Wednesday, 5 April 2017
Review The Lottery Of Love
The Lottery Of Love
by Pierre Marivaux
Translated by John Fowles
Love In The Dock
Marivaux is a lesser-known literary figure this side of the Channel. Even if his sentimental novel La Vie De Marianne had an influence on the development of the novel in England and he wrote more than 30 plays, many of which broke the mould in 18th century France.
The Orange Tree is now presenting the world premiere of John Fowles's 1984 translation of the French playwright's best known play, written in 1730, Le Jeu de l'Amour et du Hasard, renamed in Fowles's version The Lottery Of Love.

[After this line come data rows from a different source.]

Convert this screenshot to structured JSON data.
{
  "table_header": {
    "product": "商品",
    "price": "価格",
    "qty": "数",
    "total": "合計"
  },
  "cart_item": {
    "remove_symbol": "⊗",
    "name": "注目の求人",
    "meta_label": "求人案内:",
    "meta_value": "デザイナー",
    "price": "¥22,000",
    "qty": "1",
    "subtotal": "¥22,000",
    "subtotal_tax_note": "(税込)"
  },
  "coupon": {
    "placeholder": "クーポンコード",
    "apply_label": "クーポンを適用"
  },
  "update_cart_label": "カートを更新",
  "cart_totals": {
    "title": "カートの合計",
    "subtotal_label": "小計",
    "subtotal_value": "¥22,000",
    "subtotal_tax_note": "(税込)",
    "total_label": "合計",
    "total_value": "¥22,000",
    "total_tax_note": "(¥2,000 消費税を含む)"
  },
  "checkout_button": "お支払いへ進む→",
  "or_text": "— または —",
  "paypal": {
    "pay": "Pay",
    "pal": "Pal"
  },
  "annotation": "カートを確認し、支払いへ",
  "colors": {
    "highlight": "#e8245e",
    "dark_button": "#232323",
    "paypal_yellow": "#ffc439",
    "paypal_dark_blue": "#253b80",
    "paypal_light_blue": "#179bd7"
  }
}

Fowles transferred the story of a somewhat reluctant would-be man and wife foiled by their own ruses to Jane Austen's England where indeed a lottery for money, as well as literary trials' and tribulations" for prospective marriage partners, also flourished.
For Marivaux, life and money had been somewhat of a lottery, his wife's dowry lost in a disastrous investment in the New World, then her early death after childbirth.
The Lottery Of Love deals with life's viccissitudes, cruelty and economics under a sophisticated veneer of social comedy centring on Sylvia (Dorothea Myer-Bennett), an independent-minded young woman who fears the marital alliance her father has arranged.
On hearing her prospective husband Richard is coming to visit her for the first time, and with the agreement of her father, she and her maid servant Louisa (Claire Lams) swap roles to view and put on probation the future spouse's qualities (Ashley Zhangazha).
However it turns out, she herself will be a victim of her suitor's similar ruse. While both of them become the playthings, albeit in benevolent interests, of the inside epistolary dealings of her father (Pip Donaghy) and naval officer brother Martin (Tam Williams), with out-of-sight Richard's father.
Le Jeu de L'Amour et du Hasard was revolutionary in not setting up two united lovers against the world overcoming obstacles.
It starts from a woman alone reversing social norms, saying no to any marriage unless she feels secure with a husband who will cherish her. In fact, sbe almost adopts the forensic probing of a prosecution lawyer in her reasoning.
In director Paul Miller's delicate confection, the cast conduct an intricate verbal minuet where multiple disguises and a farcical comedy of manners collide. Designer Simon Daw keeps it simple with single upside down roses and gently flashing tea lights suspended from the ceiling above the in-the-round stage.
There's symmetry but also violent disruption in The Lottery Of Love and we couldn't help remembering that by the end of the same century it was written, France itself was riven by a violent revolution. There's plenty to cherish in this handsome version of Marivaux's play but much of the underlying violence and cruelty feels sucked out of it.
Maybe it's because the Orange Tree Theatre space itself doesn't lend itself to French farce's slamming doors as the two lovers disguised as their own servants (there, we've given it away!) enter and exit.
Even so Myer-Bennett does have a touching vulnerability along with a blue-stocking control of her vocabulary. Zhangazha also shines as a deliberately slightly stolid but good-hearted suitor and master who finds his disguise more punishing and painful than he first expected.
Fowles goes through the literary houses in his translation flirting with Shakespearean comedies, Richard Brinsley Sheridan's The Rivals and even inserting a touch of Dickens in his characterisation of valet John Brass (Keir Charles).
It's a delightful, very pretty production but we felt the darkness lurking beneath was a little too lightly mined. Mind you, this version does have the insurance of Sylvia's brother Martin's brooding, caddish presence, if not absolute actions, of a villain in the shape of slightly dishevelled Tam Williams.
At the same time, its flurry of love, chance, misunderstandings and trickery with a happy ending for master, mistress and servants does work its magic and we give it a mixed posy of amber/green.